Soybean Corner Articles

Indiana Prairie Farmer publishes a column written by Tom Bechman with the help of CCAs for CCAs and their clients. With permission from Prairie Farmer we are posting these Corn and Soybean Corner articles on the CCA website. Many thanks to the authors and the support of Indiana Prairie Farmer.

When sulfur could pay for beans
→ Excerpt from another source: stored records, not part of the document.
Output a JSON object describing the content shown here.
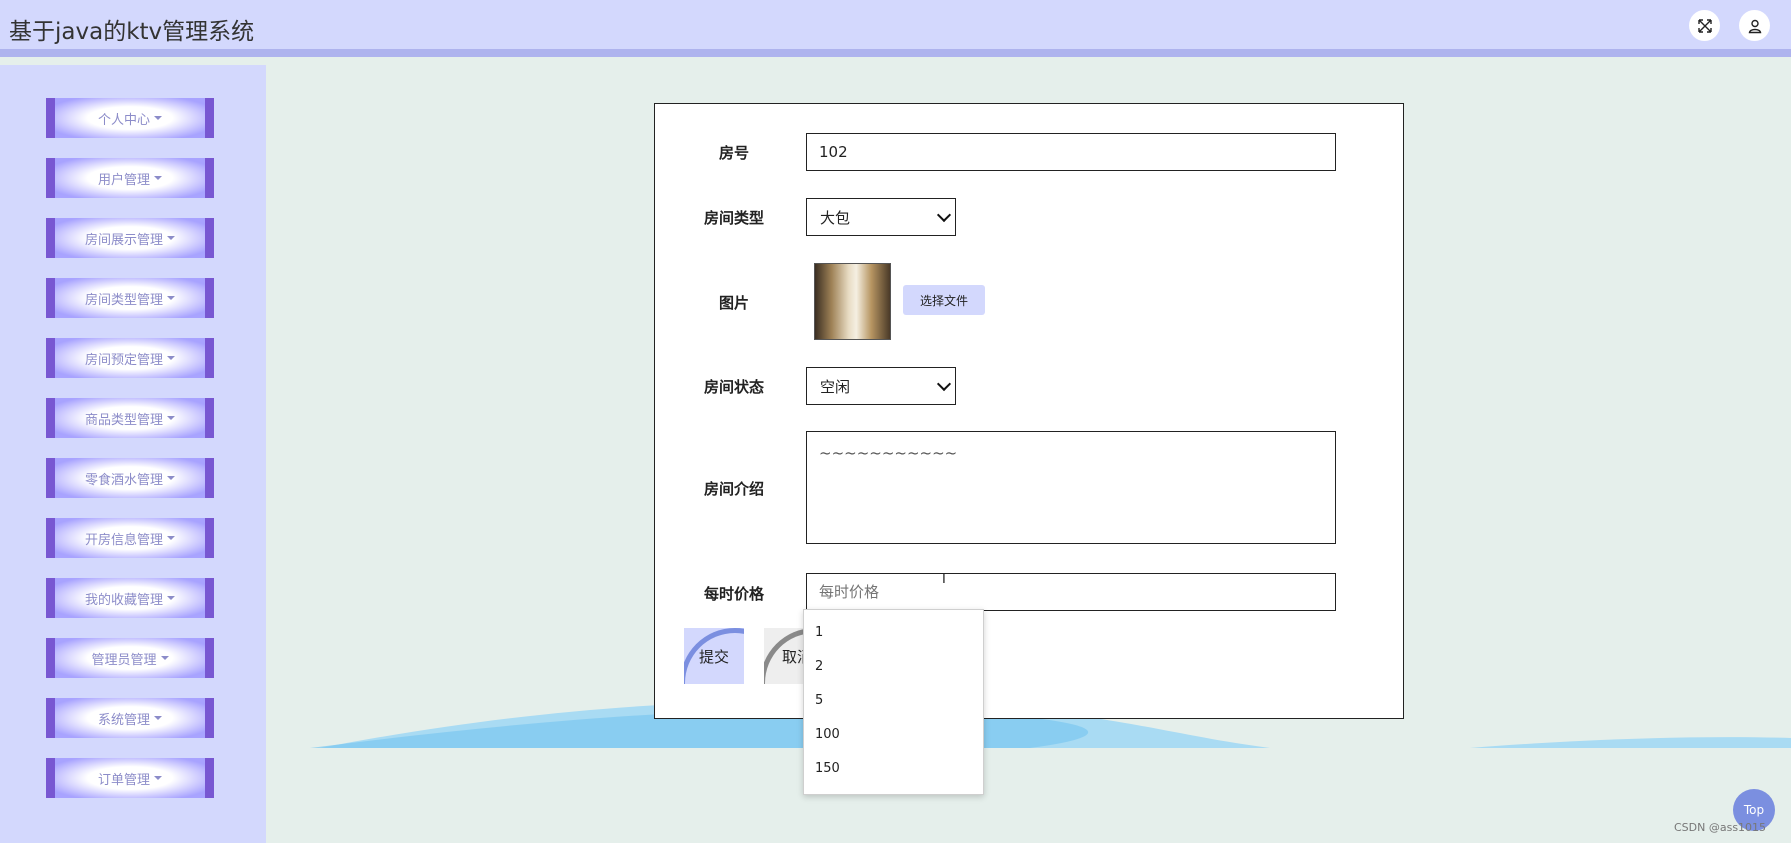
{
  "header": {
    "title": "基于java的ktv管理系统"
  },
  "sidebar": {
    "items": [
      {
        "label": "个人中心"
      },
      {
        "label": "用户管理"
      },
      {
        "label": "房间展示管理"
      },
      {
        "label": "房间类型管理"
      },
      {
        "label": "房间预定管理"
      },
      {
        "label": "商品类型管理"
      },
      {
        "label": "零食酒水管理"
      },
      {
        "label": "开房信息管理"
      },
      {
        "label": "我的收藏管理"
      },
      {
        "label": "管理员管理"
      },
      {
        "label": "系统管理"
      },
      {
        "label": "订单管理"
      }
    ]
  },
  "form": {
    "room_no": {
      "label": "房号",
      "value": "102"
    },
    "room_type": {
      "label": "房间类型",
      "value": "大包"
    },
    "image": {
      "label": "图片",
      "button": "选择文件"
    },
    "room_status": {
      "label": "房间状态",
      "value": "空闲"
    },
    "intro": {
      "label": "房间介绍",
      "value": "~~~~~~~~~~~"
    },
    "price": {
      "label": "每时价格",
      "placeholder": "每时价格",
      "value": ""
    },
    "submit_label": "提交",
    "cancel_label": "取消"
  },
  "autocomplete": {
    "options": [
      "1",
      "2",
      "5",
      "100",
      "150"
    ]
  },
  "top_button": "Top",
  "watermark": "CSDN @ass1015",
  "colors": {
    "header_bg": "#d3d8fd",
    "menu_border": "#7857d2",
    "accent": "#7b8fe0",
    "content_bg": "#e5efeb"
  },
  "icons": {
    "fullscreen": "fullscreen-icon",
    "user": "user-icon"
  }
}
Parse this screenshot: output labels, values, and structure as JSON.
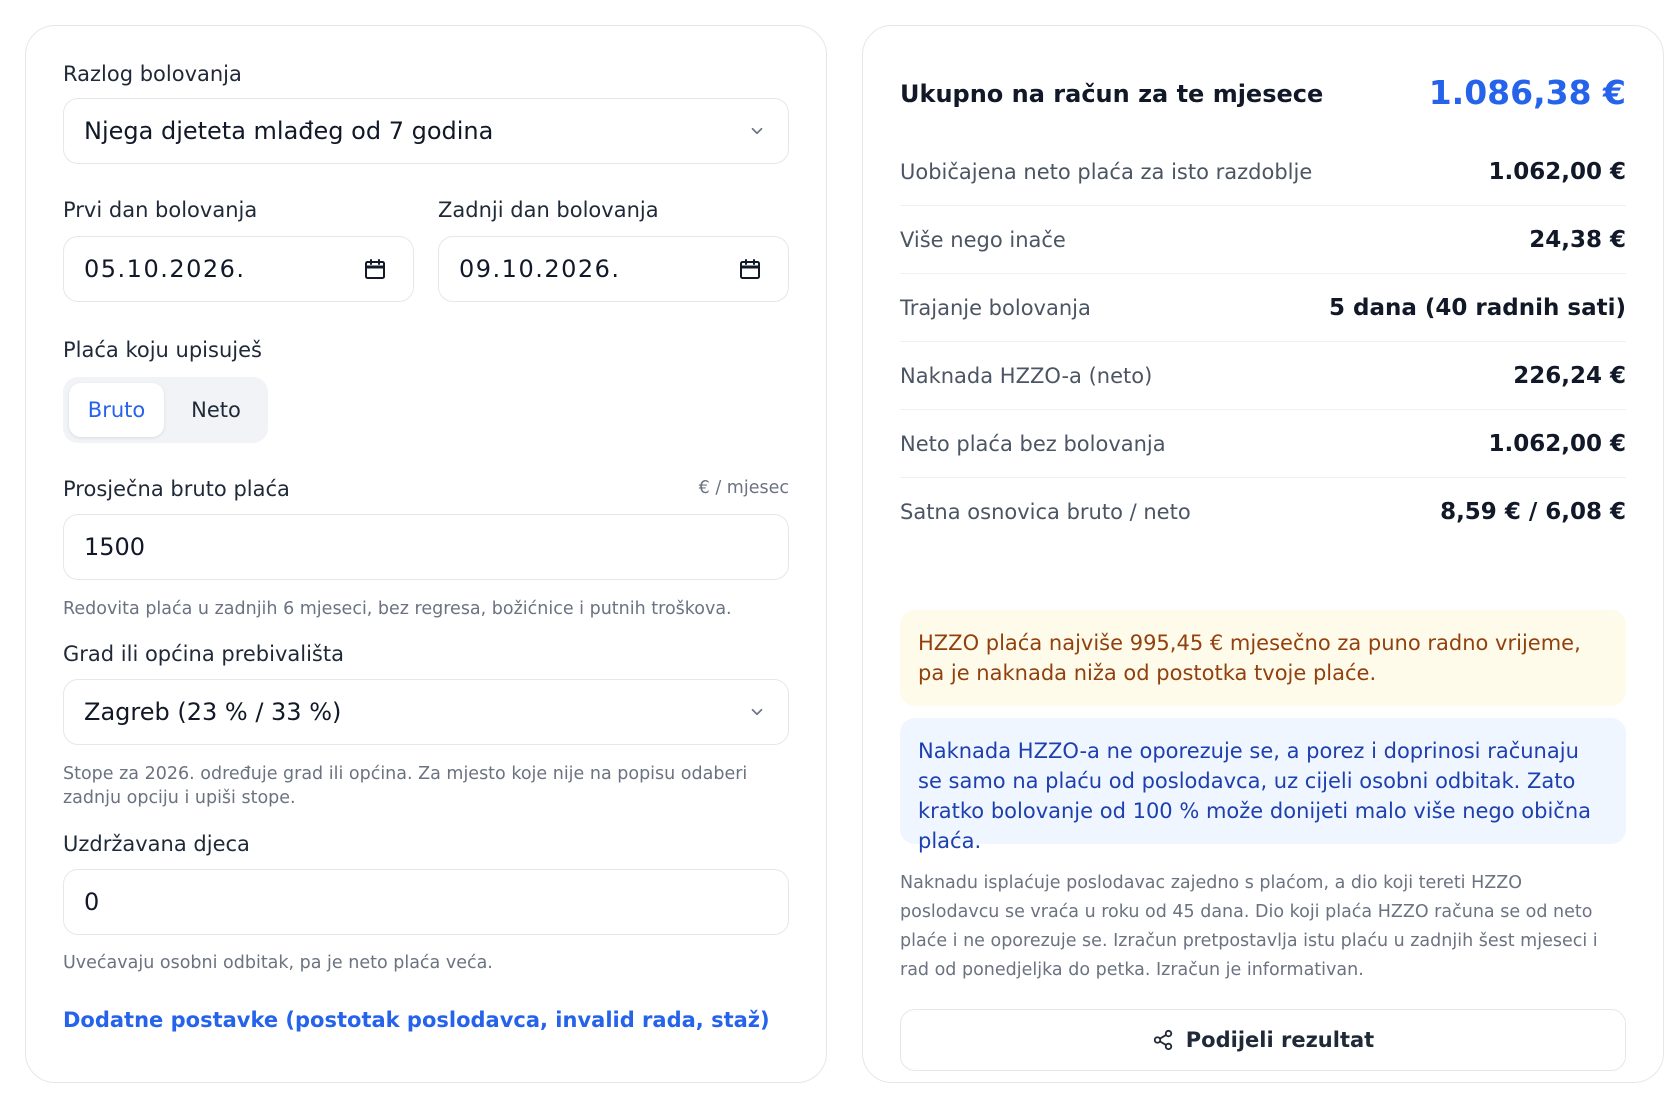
{
  "form": {
    "reason": {
      "label": "Razlog bolovanja",
      "value": "Njega djeteta mlađeg od 7 godina"
    },
    "first_day": {
      "label": "Prvi dan bolovanja",
      "value": "05.10.2026."
    },
    "last_day": {
      "label": "Zadnji dan bolovanja",
      "value": "09.10.2026."
    },
    "salary_type": {
      "label": "Plaća koju upisuješ",
      "options": [
        "Bruto",
        "Neto"
      ],
      "selected": "Bruto"
    },
    "avg_salary": {
      "label": "Prosječna bruto plaća",
      "unit": "€ / mjesec",
      "value": "1500",
      "help": "Redovita plaća u zadnjih 6 mjeseci, bez regresa, božićnice i putnih troškova."
    },
    "city": {
      "label": "Grad ili općina prebivališta",
      "value": "Zagreb (23 % / 33 %)",
      "help": "Stope za 2026. određuje grad ili općina. Za mjesto koje nije na popisu odaberi zadnju opciju i upiši stope."
    },
    "children": {
      "label": "Uzdržavana djeca",
      "value": "0",
      "help": "Uvećavaju osobni odbitak, pa je neto plaća veća."
    },
    "advanced_link": "Dodatne postavke (postotak poslodavca, invalid rada, staž)"
  },
  "results": {
    "total_label": "Ukupno na račun za te mjesece",
    "total_value": "1.086,38 €",
    "rows": [
      {
        "label": "Uobičajena neto plaća za isto razdoblje",
        "value": "1.062,00 €"
      },
      {
        "label": "Više nego inače",
        "value": "24,38 €"
      },
      {
        "label": "Trajanje bolovanja",
        "value": "5 dana (40 radnih sati)"
      },
      {
        "label": "Naknada HZZO-a (neto)",
        "value": "226,24 €"
      },
      {
        "label": "Neto plaća bez bolovanja",
        "value": "1.062,00 €"
      },
      {
        "label": "Satna osnovica bruto / neto",
        "value": "8,59 € / 6,08 €"
      }
    ],
    "warning": "HZZO plaća najviše 995,45 € mjesečno za puno radno vrijeme, pa je naknada niža od postotka tvoje plaće.",
    "info": "Naknada HZZO-a ne oporezuje se, a porez i doprinosi računaju se samo na plaću od poslodavca, uz cijeli osobni odbitak. Zato kratko bolovanje od 100 % može donijeti malo više nego obična plaća.",
    "footnote": "Naknadu isplaćuje poslodavac zajedno s plaćom, a dio koji tereti HZZO poslodavcu se vraća u roku od 45 dana. Dio koji plaća HZZO računa se od neto plaće i ne oporezuje se. Izračun pretpostavlja istu plaću u zadnjih šest mjeseci i rad od ponedjeljka do petka. Izračun je informativan.",
    "share_label": "Podijeli rezultat"
  },
  "colors": {
    "accent": "#2563eb",
    "warning_bg": "#fffbeb",
    "warning_text": "#92400e",
    "info_bg": "#eff6ff",
    "info_text": "#1e40af"
  },
  "icons": {
    "select_arrow": "chevron-down-icon",
    "date_picker": "calendar-icon",
    "share": "share-icon"
  }
}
Soybean Corner: Agronomists offer guidance on applying sulfur to soybeans. 
Apr 27, 2020
 
How do I determine if my soybeans would respond to sulfur? If I’ve already planted, can I still apply it? How should I apply?
 
The Indiana certified crop advisers panel answering this question includes Betsy Bower, agronomist with Ceres Solutions, Terre Haute; Jesse Grogan, regional manager at AgReliant Genetics LLC, Lafayette; and Stan Miles, agronomist with A&L Great Lakes Laboratories, Fort Wayne.
 
Bower: Shaun Casteel at Purdue University found sandy or low-organic-matter silt loams can respond to sulfur. Gauge response by applying strips of sulfur. Apply granular AMS, not spray-grade AMS. If you’ve already applied preplant fertilizer, spread 100 pounds per acre of AMS in two or three strips. Mark strips and check yield.
 
You could also apply a liquid like ammonium thiosulfate. Apply enough to get around 7 to 11 pounds of immediately available sulfur. If mixing with preplant soil residual herbicides, do a jar test first.
 
Casteel suggests the operative need is 10 pounds per acre of actual sulfur, preferably immediately available early in the season. The most consistent response is when sulfur is applied two weeks before to two to three weeks after planting.
 
If you’ve already planted, take a tissue test to determine need. If needed, apply AMS, K-Mag plus urea, or Sul4R-Plus to provide at least 10 pounds of actual sulfur per acre.
 
Most foliar sulfur products don’t pack a big punch of sulfur. Foliar applications of ATS would significantly burn leaf tissue. More slowly available forms include gypsum and 90% S. Gypsum needs rainfall to release sulfur. The S in 90% S isn’t plant-available and requires microbes and soil temperatures of 75 degrees F or above. Apply in the fall.
 
Grogan: Soybeans are more likely to respond in deficient soils, usually low-organic-matter soils such as coarse sands or tight clays. Sulfur deficiencies also occur in cool, early-season weather and poorly drained fields. A standard soil testing program would determine sulfur needs.
 
Preplant ammonium sulfate at 24 pounds of actual sulfur in early spring has been effective for some. Preplant liquid products are available for fertigation or sidedress. Correction of sulfur deficiency requires higher rates of sulfur than usually found in liquid postemergence products.
 
Sulfur applied after planting in the V4 to R3 growth stage can be a benefit. Application rates of 1 to 2 quarts per acre usually contain 0.5 pound sulfur per acre or less. This level has some effect as a rescue but isn’t as productive as preplant applications.
 
Miles: A 70-bushel-per-acre soybean crop needs about 25 to 30 pounds of sulfur. It’s taken up as sulfate, and any fertilizers that are added should be in the sulfate form to be utilized by the current crop. Other forms may be used but will likely benefit subsequent crop years, not current crop needs.
 
Very little sulfur today is received through atmospheric deposition. Crop requirements must be met by decomposition of soil organic matter and application of sulfur. Ammonium sulfate has become a popular fertilizer source in soybeans, but other choices are available.
 
Common rates would likely fall in the range of 15 to 20 pounds per acre, with a targeted application window of two weeks prior to planting through the R1 growth stage.
 
Work done by Shaun Casteel at Purdue suggests that early-planted soybeans in fields with lower levels of soil organic matter may offer the highest likelihood of a sulfur fertilizer response.